Component data from apps and pages:
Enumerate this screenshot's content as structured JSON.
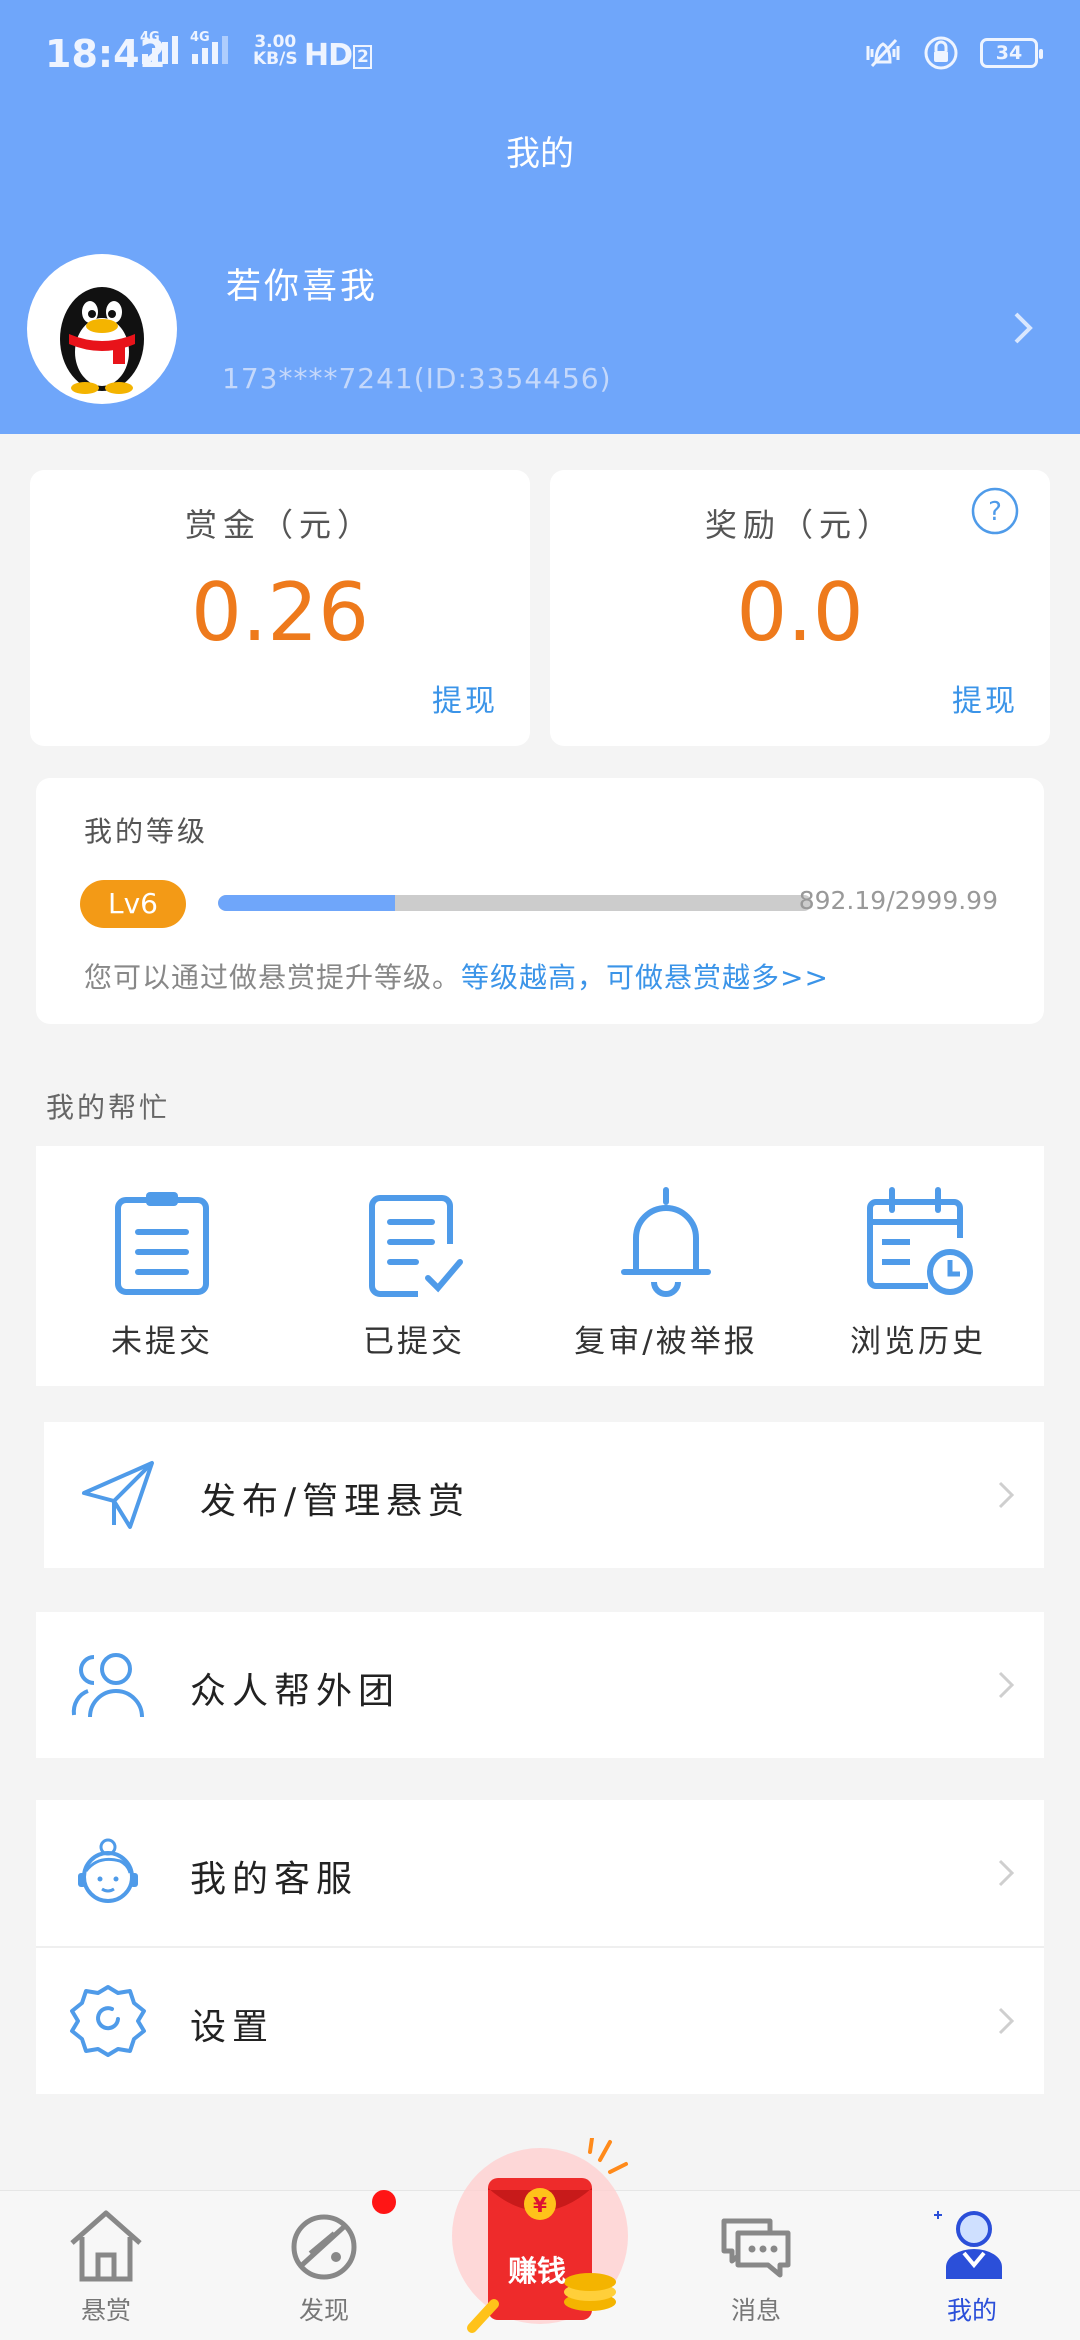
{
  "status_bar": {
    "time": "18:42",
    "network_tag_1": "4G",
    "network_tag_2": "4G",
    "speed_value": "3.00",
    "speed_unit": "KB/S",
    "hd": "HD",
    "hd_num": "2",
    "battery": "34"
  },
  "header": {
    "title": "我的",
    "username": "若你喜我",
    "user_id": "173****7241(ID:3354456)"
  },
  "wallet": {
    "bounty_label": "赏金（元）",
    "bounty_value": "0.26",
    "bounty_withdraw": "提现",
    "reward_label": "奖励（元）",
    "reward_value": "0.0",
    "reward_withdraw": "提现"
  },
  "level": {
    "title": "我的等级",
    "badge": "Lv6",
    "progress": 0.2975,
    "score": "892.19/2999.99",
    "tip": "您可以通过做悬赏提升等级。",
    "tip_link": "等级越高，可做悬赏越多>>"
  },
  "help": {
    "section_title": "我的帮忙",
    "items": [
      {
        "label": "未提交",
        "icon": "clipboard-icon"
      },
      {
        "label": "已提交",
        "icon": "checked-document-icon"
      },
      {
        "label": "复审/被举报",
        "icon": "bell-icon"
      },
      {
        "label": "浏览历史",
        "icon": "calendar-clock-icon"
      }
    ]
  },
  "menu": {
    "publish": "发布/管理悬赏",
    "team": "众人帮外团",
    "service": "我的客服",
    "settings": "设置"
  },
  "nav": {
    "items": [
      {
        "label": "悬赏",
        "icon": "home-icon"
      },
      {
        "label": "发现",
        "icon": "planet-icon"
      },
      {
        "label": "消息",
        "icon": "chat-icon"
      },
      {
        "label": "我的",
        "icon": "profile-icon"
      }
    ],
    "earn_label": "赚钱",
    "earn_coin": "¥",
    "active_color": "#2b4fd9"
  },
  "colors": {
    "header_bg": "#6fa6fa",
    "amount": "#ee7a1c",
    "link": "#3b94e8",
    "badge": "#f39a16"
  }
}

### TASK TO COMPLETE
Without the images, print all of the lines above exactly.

### SOLUTION
Enumerate this screenshot's content as structured JSON.
{
  "status_bar": {
    "time": "18:42",
    "network_tag_1": "4G",
    "network_tag_2": "4G",
    "speed_value": "3.00",
    "speed_unit": "KB/S",
    "hd": "HD",
    "hd_num": "2",
    "battery": "34"
  },
  "header": {
    "title": "我的",
    "username": "若你喜我",
    "user_id": "173****7241(ID:3354456)"
  },
  "wallet": {
    "bounty_label": "赏金（元）",
    "bounty_value": "0.26",
    "bounty_withdraw": "提现",
    "reward_label": "奖励（元）",
    "reward_value": "0.0",
    "reward_withdraw": "提现"
  },
  "level": {
    "title": "我的等级",
    "badge": "Lv6",
    "progress": 0.2975,
    "score": "892.19/2999.99",
    "tip": "您可以通过做悬赏提升等级。",
    "tip_link": "等级越高，可做悬赏越多>>"
  },
  "help": {
    "section_title": "我的帮忙",
    "items": [
      {
        "label": "未提交",
        "icon": "clipboard-icon"
      },
      {
        "label": "已提交",
        "icon": "checked-document-icon"
      },
      {
        "label": "复审/被举报",
        "icon": "bell-icon"
      },
      {
        "label": "浏览历史",
        "icon": "calendar-clock-icon"
      }
    ]
  },
  "menu": {
    "publish": "发布/管理悬赏",
    "team": "众人帮外团",
    "service": "我的客服",
    "settings": "设置"
  },
  "nav": {
    "items": [
      {
        "label": "悬赏",
        "icon": "home-icon"
      },
      {
        "label": "发现",
        "icon": "planet-icon"
      },
      {
        "label": "消息",
        "icon": "chat-icon"
      },
      {
        "label": "我的",
        "icon": "profile-icon"
      }
    ],
    "earn_label": "赚钱",
    "earn_coin": "¥",
    "active_color": "#2b4fd9"
  },
  "colors": {
    "header_bg": "#6fa6fa",
    "amount": "#ee7a1c",
    "link": "#3b94e8",
    "badge": "#f39a16"
  }
}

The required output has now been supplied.